**Try it:**
Every line below that contains the word "icon" must be copied.

═══ The records ═══

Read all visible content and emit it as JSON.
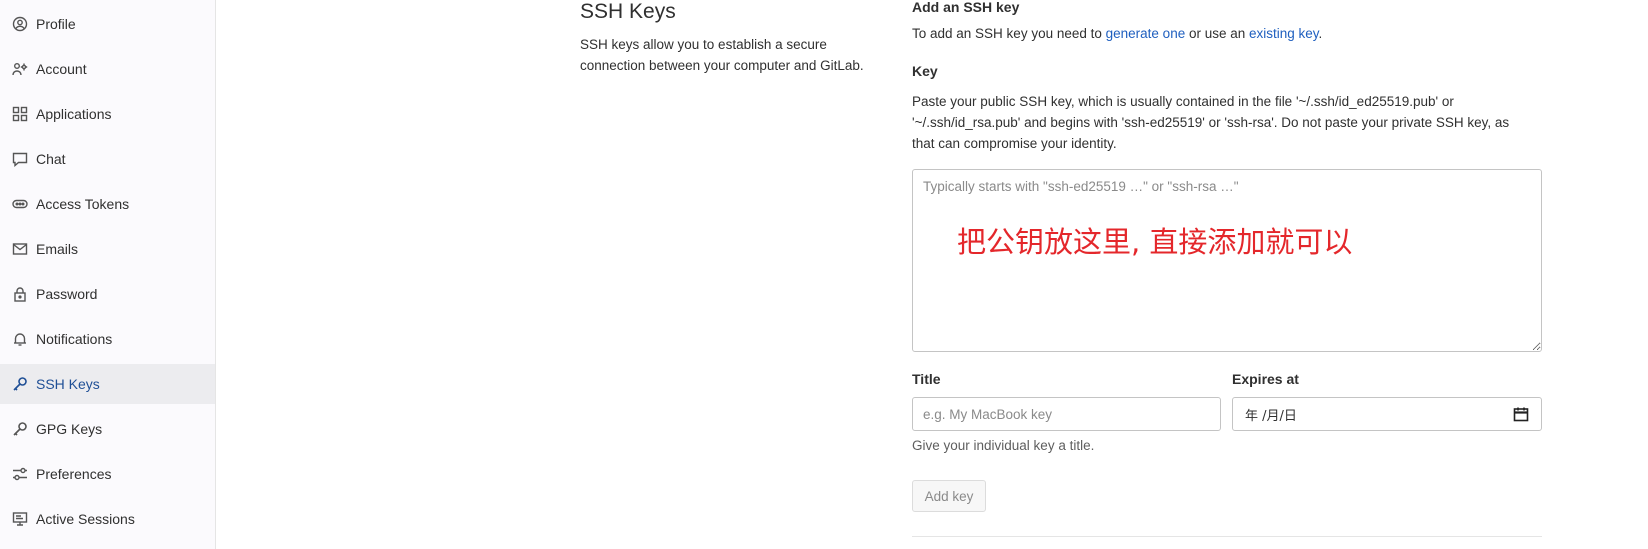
{
  "sidebar": {
    "items": [
      {
        "label": "Profile",
        "icon": "profile-icon",
        "active": false
      },
      {
        "label": "Account",
        "icon": "account-icon",
        "active": false
      },
      {
        "label": "Applications",
        "icon": "applications-icon",
        "active": false
      },
      {
        "label": "Chat",
        "icon": "chat-icon",
        "active": false
      },
      {
        "label": "Access Tokens",
        "icon": "token-icon",
        "active": false
      },
      {
        "label": "Emails",
        "icon": "mail-icon",
        "active": false
      },
      {
        "label": "Password",
        "icon": "lock-icon",
        "active": false
      },
      {
        "label": "Notifications",
        "icon": "bell-icon",
        "active": false
      },
      {
        "label": "SSH Keys",
        "icon": "key-icon",
        "active": true
      },
      {
        "label": "GPG Keys",
        "icon": "key-icon",
        "active": false
      },
      {
        "label": "Preferences",
        "icon": "preferences-icon",
        "active": false
      },
      {
        "label": "Active Sessions",
        "icon": "monitor-icon",
        "active": false
      }
    ]
  },
  "section": {
    "title": "SSH Keys",
    "description": "SSH keys allow you to establish a secure connection between your computer and GitLab."
  },
  "form": {
    "heading": "Add an SSH key",
    "help_prefix": "To add an SSH key you need to ",
    "generate_link": "generate one",
    "help_middle": " or use an ",
    "existing_link": "existing key",
    "help_suffix": ".",
    "key_label": "Key",
    "key_help": "Paste your public SSH key, which is usually contained in the file '~/.ssh/id_ed25519.pub' or '~/.ssh/id_rsa.pub' and begins with 'ssh-ed25519' or 'ssh-rsa'. Do not paste your private SSH key, as that can compromise your identity.",
    "key_placeholder": "Typically starts with \"ssh-ed25519 …\" or \"ssh-rsa …\"",
    "key_value": "",
    "annotation": "把公钥放这里, 直接添加就可以",
    "title_label": "Title",
    "title_placeholder": "e.g. My MacBook key",
    "title_value": "",
    "title_help": "Give your individual key a title.",
    "expires_label": "Expires at",
    "expires_value": "年 /月/日",
    "add_button": "Add key"
  },
  "colors": {
    "link": "#1f5fbf",
    "active_nav_bg": "#ececef",
    "active_nav_text": "#1f4f96",
    "annotation": "#e4272b"
  }
}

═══

**Response to the task:**
        "icon": "profile-icon",
        "icon": "account-icon",
        "icon": "applications-icon",
        "icon": "chat-icon",
        "icon": "token-icon",
        "icon": "mail-icon",
        "icon": "lock-icon",
        "icon": "bell-icon",
        "icon": "key-icon",
        "icon": "key-icon",
        "icon": "preferences-icon",
        "icon": "monitor-icon",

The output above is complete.